- Project plans
- Project activities
- Legislation and standards
- Industry context
Last edited 31 Mar 2020
The term 'principal elevation' typically refers to the front elevation of a dwellinghouse. The front elevation of most dwellinghouses faces a road. However, where it is not obvious which elevation is the principal elevation, other factors may be considered, including:
- The position of the main door.
- The position of windows.
- The relationship to the road.
- Boundary treatments.
There can only be one principal elevation.
Permitted development rights for householders, Technical Guidance, published by the Ministry of Housing, Communities and Local Government in September 2019 suggests that:
‘...in most cases the principal elevation will be that part of the house which fronts (directly or at an angle) the main highway serving the house (the main highway will be the one that sets the postcode for the house concerned). It will usually contain the main architectural features such as main bay windows or a porch serving the main entrance to the house. Usually, but not exclusively, the principal elevation will be what is understood to be the front of the house... There will only be one principal elevation on a house. Where there are two elevations which may have the character of a principal elevation, for example on a corner plot, a view will need to be taken as to which of these forms the principal elevation.’
 Related articles on Designing Buildings Wiki
Featured articles and news
Smart mapping approaches for building better infrastructure.
The importance of emergency planning.
Eight forms of resource optimisation.
CIOB responds to Chancellor Sunak's announcement on jobs and the economy.
Revised guide to competition rules available.
Brick slip soffit systems and intricate brick features.
An innovative engineering approach could have had tragic consequence for NYC.
Some secrets behind how canals work.
Breaking down possible steps of pre-contract management.
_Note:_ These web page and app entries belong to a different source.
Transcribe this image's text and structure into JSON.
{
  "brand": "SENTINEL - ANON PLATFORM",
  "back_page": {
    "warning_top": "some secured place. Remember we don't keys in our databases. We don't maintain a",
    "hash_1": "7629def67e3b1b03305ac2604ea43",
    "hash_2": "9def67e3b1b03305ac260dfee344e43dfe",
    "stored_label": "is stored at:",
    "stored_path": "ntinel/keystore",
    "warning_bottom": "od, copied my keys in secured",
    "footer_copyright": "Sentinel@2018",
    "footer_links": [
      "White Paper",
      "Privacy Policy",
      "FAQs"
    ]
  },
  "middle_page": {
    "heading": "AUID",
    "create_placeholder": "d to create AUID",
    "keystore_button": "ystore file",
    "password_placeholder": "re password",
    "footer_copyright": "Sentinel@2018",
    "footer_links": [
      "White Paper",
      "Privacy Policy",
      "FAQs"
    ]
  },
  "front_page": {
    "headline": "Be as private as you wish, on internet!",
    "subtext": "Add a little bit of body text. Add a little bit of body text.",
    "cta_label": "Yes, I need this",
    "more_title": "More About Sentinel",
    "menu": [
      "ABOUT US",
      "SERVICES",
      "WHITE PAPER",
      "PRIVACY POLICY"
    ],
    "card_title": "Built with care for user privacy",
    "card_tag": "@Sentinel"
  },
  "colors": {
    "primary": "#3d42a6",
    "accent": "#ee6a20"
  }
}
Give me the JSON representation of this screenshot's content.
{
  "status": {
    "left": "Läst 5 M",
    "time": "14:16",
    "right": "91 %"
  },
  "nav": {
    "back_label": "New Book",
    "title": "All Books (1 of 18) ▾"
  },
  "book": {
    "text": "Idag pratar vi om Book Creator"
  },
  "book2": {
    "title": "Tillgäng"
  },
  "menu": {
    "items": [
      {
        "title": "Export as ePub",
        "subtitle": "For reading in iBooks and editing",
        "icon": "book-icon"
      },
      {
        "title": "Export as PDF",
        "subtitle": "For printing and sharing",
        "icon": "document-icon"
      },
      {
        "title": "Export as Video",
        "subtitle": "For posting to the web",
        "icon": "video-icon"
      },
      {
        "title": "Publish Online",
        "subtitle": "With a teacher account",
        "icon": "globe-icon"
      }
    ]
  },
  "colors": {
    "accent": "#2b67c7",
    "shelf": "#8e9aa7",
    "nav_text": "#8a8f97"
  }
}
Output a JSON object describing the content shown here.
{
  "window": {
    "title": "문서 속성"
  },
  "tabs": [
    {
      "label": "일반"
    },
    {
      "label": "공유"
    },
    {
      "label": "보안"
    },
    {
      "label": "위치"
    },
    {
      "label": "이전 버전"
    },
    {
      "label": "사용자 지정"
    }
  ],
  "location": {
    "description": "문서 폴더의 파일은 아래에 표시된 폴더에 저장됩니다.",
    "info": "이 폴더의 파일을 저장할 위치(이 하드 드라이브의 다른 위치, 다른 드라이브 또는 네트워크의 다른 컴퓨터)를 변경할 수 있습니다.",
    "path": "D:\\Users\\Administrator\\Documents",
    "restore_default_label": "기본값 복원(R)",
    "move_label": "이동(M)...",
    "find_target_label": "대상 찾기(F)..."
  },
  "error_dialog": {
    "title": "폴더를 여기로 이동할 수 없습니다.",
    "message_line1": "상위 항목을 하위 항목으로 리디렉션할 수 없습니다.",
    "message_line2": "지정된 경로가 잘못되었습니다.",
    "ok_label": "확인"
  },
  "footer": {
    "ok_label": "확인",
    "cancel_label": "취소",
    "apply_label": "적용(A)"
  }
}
ICE event includes comments from Welsh Government Minister Julie James.
Designing Buildings Wiki becomes the world's first website to adopt the new knowledge standard.